Loss Fatigue Strikes Wild
Struggling offense has players seeking answers as losses mount
All you need to know about how things are going for the Minnesota Wild is that 17 games into the season the team’s veteran leaders thought it necessary to call a players-only meeting following a 6-4 loss to Pittsburgh on Thursday in the first game of a seven-game homestand.
The defeat against a Penguins team that hasn’t been anything special dropped the Wild to 7-8-2 and tied them with three teams that are a point behind Nashville for the second and final wild card playoff spot in the Western Conference. The Wild’s third consecutive loss also gave them a 2-5-1 record at Xcel Energy Center, a building in which they went 31-8-2 during a franchise-record 113-point season in 2021-22.
“We’re just tired of losing,” defenseman Jon Merrill said. “It’s not something we want to get comfortable with.”
Unfortunately, it’s becoming clear the Wild might not have a choice.
Players can call as many meetings as they want, coach Dean Evason can continue to juggle lines and defensive pairings and Evason and his players can talk all they want about the need to work harder or play smarter.
But there is one thing that appears almost certain to remain a problem. This team is going to struggle to score goals. Winger Kirill Kaprizov remains a star player, although he entered Saturday’s game against Carolina having gone four games without a goal. The bigger problem: How much goal scoring depth exists behind Kaprizov?

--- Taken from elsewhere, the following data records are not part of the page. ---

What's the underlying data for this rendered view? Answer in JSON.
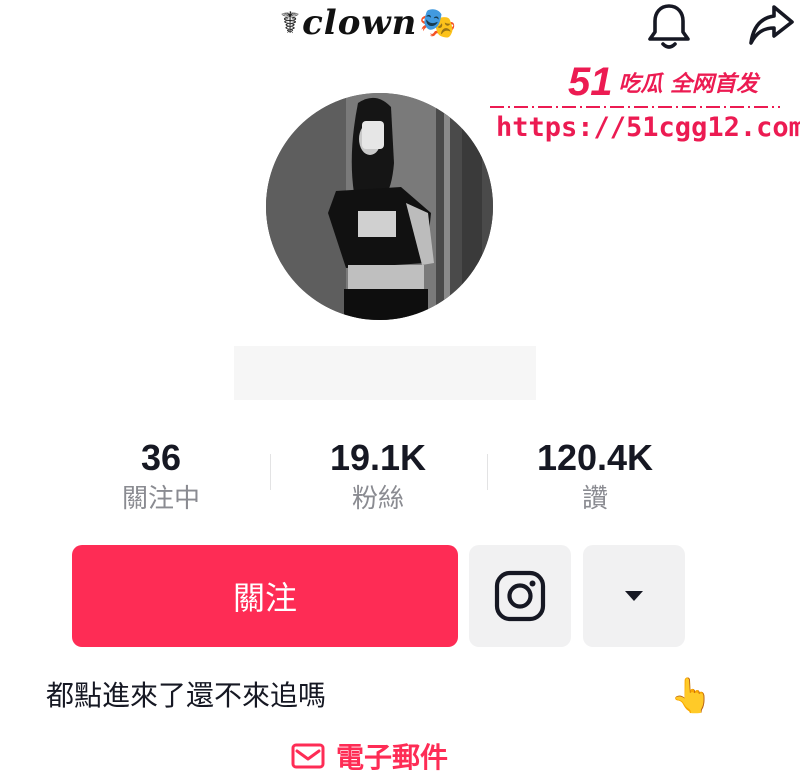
{
  "header": {
    "title_glyph": "☤",
    "title": "clown",
    "title_emoji": "🎭",
    "icons": [
      "bell-icon",
      "share-icon"
    ]
  },
  "watermark": {
    "number": "51",
    "tagline": "吃瓜 全网首发",
    "url": "https://51cgg12.com",
    "color": "#ec1b52"
  },
  "stats": [
    {
      "value": "36",
      "label": "關注中"
    },
    {
      "value": "19.1K",
      "label": "粉絲"
    },
    {
      "value": "120.4K",
      "label": "讚"
    }
  ],
  "actions": {
    "follow_label": "關注",
    "follow_color": "#fe2c55",
    "instagram_icon": "instagram-icon",
    "more_icon": "caret-down-icon"
  },
  "bio": {
    "text": "都點進來了還不來追嗎",
    "emoji": "👆"
  },
  "email": {
    "label": "電子郵件",
    "icon": "mail-icon"
  }
}
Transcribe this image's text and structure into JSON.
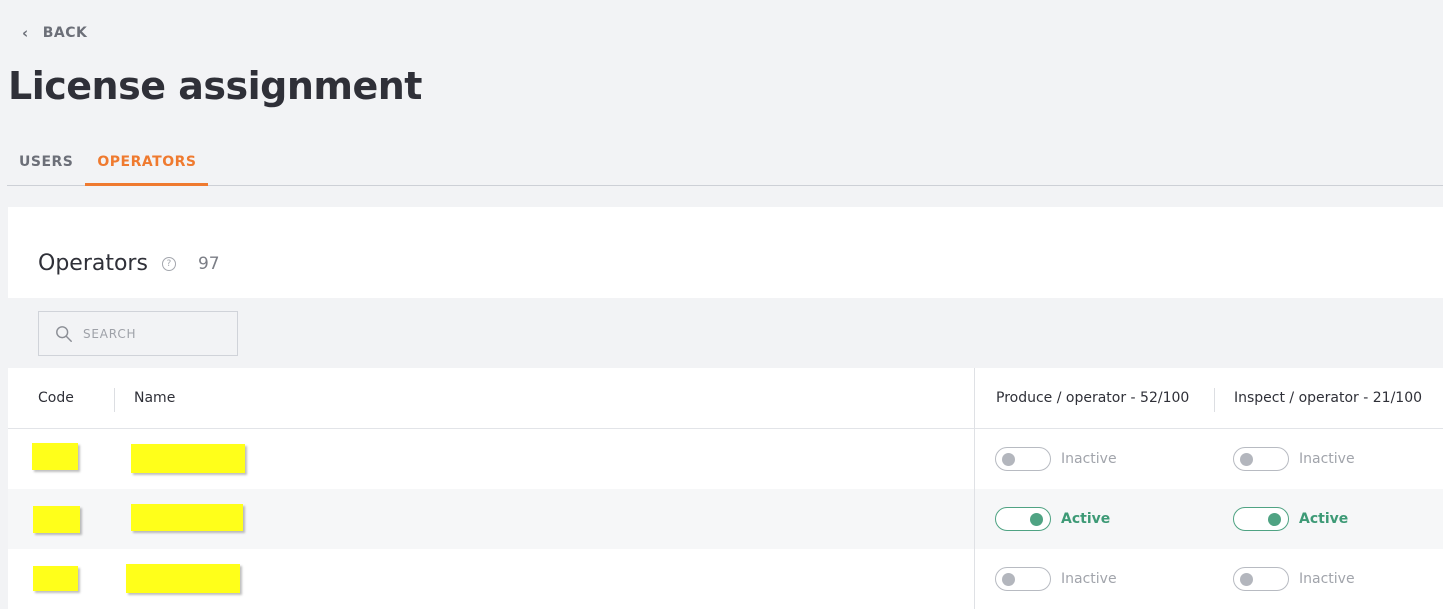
{
  "nav": {
    "back_label": "BACK"
  },
  "page": {
    "title": "License assignment"
  },
  "tabs": [
    {
      "label": "USERS",
      "active": false
    },
    {
      "label": "OPERATORS",
      "active": true
    }
  ],
  "section": {
    "title": "Operators",
    "count": "97"
  },
  "search": {
    "placeholder": "SEARCH",
    "value": ""
  },
  "table": {
    "columns": {
      "code": "Code",
      "name": "Name",
      "produce": "Produce / operator - 52/100",
      "inspect": "Inspect / operator - 21/100"
    },
    "rows": [
      {
        "produce": {
          "state": "off",
          "label": "Inactive"
        },
        "inspect": {
          "state": "off",
          "label": "Inactive"
        }
      },
      {
        "produce": {
          "state": "on",
          "label": "Active"
        },
        "inspect": {
          "state": "on",
          "label": "Active"
        }
      },
      {
        "produce": {
          "state": "off",
          "label": "Inactive"
        },
        "inspect": {
          "state": "off",
          "label": "Inactive"
        }
      }
    ]
  },
  "colors": {
    "accent": "#ef7a2f",
    "active_green": "#4fa383",
    "redaction": "#ffff1a"
  }
}
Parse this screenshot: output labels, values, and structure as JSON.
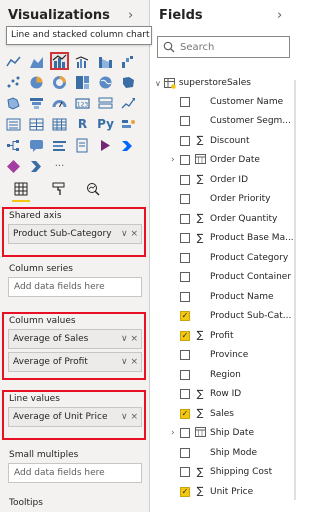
{
  "visualizations": {
    "title": "Visualizations",
    "tooltip": "Line and stacked column chart",
    "collapse_glyph": "›",
    "more_glyph": "···",
    "icon_letters": {
      "r": "R",
      "py": "Py"
    },
    "sections": {
      "shared_axis": {
        "label": "Shared axis",
        "fields": [
          "Product Sub-Category"
        ]
      },
      "column_series": {
        "label": "Column series",
        "placeholder": "Add data fields here"
      },
      "column_values": {
        "label": "Column values",
        "fields": [
          "Average of Sales",
          "Average of Profit"
        ]
      },
      "line_values": {
        "label": "Line values",
        "fields": [
          "Average of Unit Price"
        ]
      },
      "small_multiples": {
        "label": "Small multiples",
        "placeholder": "Add data fields here"
      },
      "tooltips": {
        "label": "Tooltips"
      }
    },
    "pill_actions": "∨ ×",
    "highlight_color": "#e81123",
    "selected_icon": "line-and-stacked-column-chart"
  },
  "fields": {
    "title": "Fields",
    "collapse_glyph": "›",
    "search_placeholder": "Search",
    "table_name": "superstoreSales",
    "items": [
      {
        "name": "Customer Name",
        "type": "",
        "checked": false,
        "expandable": false
      },
      {
        "name": "Customer Segm...",
        "type": "",
        "checked": false,
        "expandable": false
      },
      {
        "name": "Discount",
        "type": "∑",
        "checked": false,
        "expandable": false
      },
      {
        "name": "Order Date",
        "type": "calendar",
        "checked": false,
        "expandable": true
      },
      {
        "name": "Order ID",
        "type": "∑",
        "checked": false,
        "expandable": false
      },
      {
        "name": "Order Priority",
        "type": "",
        "checked": false,
        "expandable": false
      },
      {
        "name": "Order Quantity",
        "type": "∑",
        "checked": false,
        "expandable": false
      },
      {
        "name": "Product Base Ma...",
        "type": "∑",
        "checked": false,
        "expandable": false
      },
      {
        "name": "Product Category",
        "type": "",
        "checked": false,
        "expandable": false
      },
      {
        "name": "Product Container",
        "type": "",
        "checked": false,
        "expandable": false
      },
      {
        "name": "Product Name",
        "type": "",
        "checked": false,
        "expandable": false
      },
      {
        "name": "Product Sub-Cat...",
        "type": "",
        "checked": true,
        "expandable": false
      },
      {
        "name": "Profit",
        "type": "∑",
        "checked": true,
        "expandable": false
      },
      {
        "name": "Province",
        "type": "",
        "checked": false,
        "expandable": false
      },
      {
        "name": "Region",
        "type": "",
        "checked": false,
        "expandable": false
      },
      {
        "name": "Row ID",
        "type": "∑",
        "checked": false,
        "expandable": false
      },
      {
        "name": "Sales",
        "type": "∑",
        "checked": true,
        "expandable": false
      },
      {
        "name": "Ship Date",
        "type": "calendar",
        "checked": false,
        "expandable": true
      },
      {
        "name": "Ship Mode",
        "type": "",
        "checked": false,
        "expandable": false
      },
      {
        "name": "Shipping Cost",
        "type": "∑",
        "checked": false,
        "expandable": false
      },
      {
        "name": "Unit Price",
        "type": "∑",
        "checked": true,
        "expandable": false
      }
    ],
    "check_color": "#f2c811"
  }
}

The Wild doesn’t have anything close to a No. 1 center to put between Kaprizov and Mats Zuccarello, who also is struggling. Frederick Gaudreau had gotten the opportunity, but in practice on Friday he was replaced by Sam Steel, who was listed as the Wild’s fourth line left winger on Thursday. Gaudreau’s hard work has made him a favorite of Evason, but he isn’t qualified to center a first line and moving Steel to that spot amounts to a hockey Hail Mary.
Linemates Joel Eriksson Ek and Marcus Foligno are coming off seasons in which they had career-highs of 26 and 23 goals, respectively. But it would be silly not to expect regression and those two have seen very limited time with winger Jordan Greenway, whose presence with Eriksson Ek and Foligno made up the tough-to-play-against GREEF line. Greenway has appeared in only two games because of injury issues but might be set to return Saturday on a line with Gaudreau and Matt Boldy, who got off to a good start but has no goals and one point in his past seven games.
The Wild hoped that 2020 first-round center Marco Rossi would make a contribution, but he has spent much of the early season on the fourth line and has only one assist in 16 games. Rossi might one day be ready to ascend to the top line, but for right now he is playing between two hard workers in Connor Dewar and Mason Shaw.
All of this leaves one wondering exactly how the Wild is going to get the kind of offense they did last season when they averaged 3.8 goals per game? This season that figure has dipped to 2.8 goals and Minnesota hasn’t scored more than four goals in a game since getting six and losing by one to the Kings in the season’s second game.
The Wild have dealt with injuries but there is no one who is going to return and fix the goal-scoring issue. Greenway had only 10 goals last season. Ryan Hartman scored 34 goals as the center on the Wild’s top line, but that was a career year and he got off to such a rough start this year that he was demoted to wing. It’s also unknown when Hartman will return from an upper body injury suffered in a fight against Chicago in late October.
The obvious missing piece is winger Kevin Fiala, who finished second to Kaprizov last season with a career-high 33 goals and 85 points. Fiala was traded to the Kings during the offseason in large part because of the salary-cap issues the Wild face for the next three seasons due to the buyouts of Zach Parise and Ryan Suter’s contracts in the summer of 2021. Fiala and Boldy formed an immediate chemistry when the latter was summoned from Iowa of the AHL last year but so far Boldy hasn’t found that chemistry with any of his current teammates.
Pinning all of the Wild’s troubles on Fiala’s departure would be an exaggeration of the facts. There are other issues, such as Rossi’s slow start or Tyson Jost having been placed on waivers after he didn’t perform as expected. But there is no question this team misses Fiala, and it doesn’t help that backup goalie Filip Gustavsson gave up a few terrible goals against the Penguins after Marc-Andre Fleury was placed on injured reserve because of an upper-body injury suffered in Tuesday’s loss at Nashville.
The Wild’s homestand won’t get any easier with Winnipeg and Toronto following the Hurricanes into town. Two of the last three games will provide weaker teams with Arizona and Anaheim bookending a visit from Connor McDavid and Edmonton. The problem is nothing is easy for the Wild and there’s no guarantee that’s going to change anytime soon.
“We want to win,” Eriksson Ek said. “We want to compete and win hockey games. And right now we’re not. If people were happy in here, I would be more worried than right now.”
Being unhappy is fine, but being able to do something about it is more important. Are these Wild talented enough to address their problems with more than words? They better hope so or this could turn into a long winter at the X.